• PROBLEM DETAILS: Copy out each line of the entries below in which the string "research" appears.

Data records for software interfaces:

* * *

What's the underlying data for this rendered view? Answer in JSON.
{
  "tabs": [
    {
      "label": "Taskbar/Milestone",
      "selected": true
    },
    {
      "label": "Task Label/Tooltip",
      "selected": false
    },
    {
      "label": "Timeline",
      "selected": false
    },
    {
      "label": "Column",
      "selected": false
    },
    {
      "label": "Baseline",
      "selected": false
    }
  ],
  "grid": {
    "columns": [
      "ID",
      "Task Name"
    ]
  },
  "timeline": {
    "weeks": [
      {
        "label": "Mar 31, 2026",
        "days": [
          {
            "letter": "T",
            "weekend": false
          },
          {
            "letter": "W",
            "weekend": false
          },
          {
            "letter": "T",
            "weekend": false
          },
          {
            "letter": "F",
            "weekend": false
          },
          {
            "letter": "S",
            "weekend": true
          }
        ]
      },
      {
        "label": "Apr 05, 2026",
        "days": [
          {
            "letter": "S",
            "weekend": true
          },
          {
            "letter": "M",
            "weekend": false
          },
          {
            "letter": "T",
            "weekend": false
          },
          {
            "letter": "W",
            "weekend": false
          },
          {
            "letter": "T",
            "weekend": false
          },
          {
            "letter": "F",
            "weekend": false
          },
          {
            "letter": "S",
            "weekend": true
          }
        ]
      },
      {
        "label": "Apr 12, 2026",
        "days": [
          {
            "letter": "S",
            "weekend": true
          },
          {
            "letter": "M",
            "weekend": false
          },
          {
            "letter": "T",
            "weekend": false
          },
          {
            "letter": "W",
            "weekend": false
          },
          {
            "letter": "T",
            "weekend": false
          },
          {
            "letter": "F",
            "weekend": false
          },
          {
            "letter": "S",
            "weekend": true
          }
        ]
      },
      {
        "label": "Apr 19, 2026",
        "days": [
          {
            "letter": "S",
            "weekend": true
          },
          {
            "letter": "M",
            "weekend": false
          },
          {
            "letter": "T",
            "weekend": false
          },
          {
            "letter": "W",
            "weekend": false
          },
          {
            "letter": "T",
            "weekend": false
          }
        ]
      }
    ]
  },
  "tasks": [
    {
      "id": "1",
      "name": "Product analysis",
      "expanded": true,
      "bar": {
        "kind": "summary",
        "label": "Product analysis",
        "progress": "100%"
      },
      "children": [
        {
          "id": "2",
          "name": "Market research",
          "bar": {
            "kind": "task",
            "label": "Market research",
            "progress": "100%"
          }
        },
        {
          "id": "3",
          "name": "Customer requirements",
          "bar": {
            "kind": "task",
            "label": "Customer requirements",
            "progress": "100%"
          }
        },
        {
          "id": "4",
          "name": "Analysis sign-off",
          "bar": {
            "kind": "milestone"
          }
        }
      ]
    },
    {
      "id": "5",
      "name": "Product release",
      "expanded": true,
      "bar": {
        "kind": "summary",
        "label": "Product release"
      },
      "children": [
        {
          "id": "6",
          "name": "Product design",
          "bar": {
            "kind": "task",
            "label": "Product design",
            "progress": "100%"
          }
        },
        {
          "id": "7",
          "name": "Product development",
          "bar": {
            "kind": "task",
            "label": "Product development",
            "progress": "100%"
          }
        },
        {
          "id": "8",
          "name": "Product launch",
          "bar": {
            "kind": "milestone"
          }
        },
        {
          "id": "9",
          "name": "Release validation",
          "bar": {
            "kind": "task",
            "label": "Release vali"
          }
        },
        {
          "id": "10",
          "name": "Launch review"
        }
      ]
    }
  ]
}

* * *

• EXERCISE SOLUTION:
          "name": "Market research",
            "label": "Market research",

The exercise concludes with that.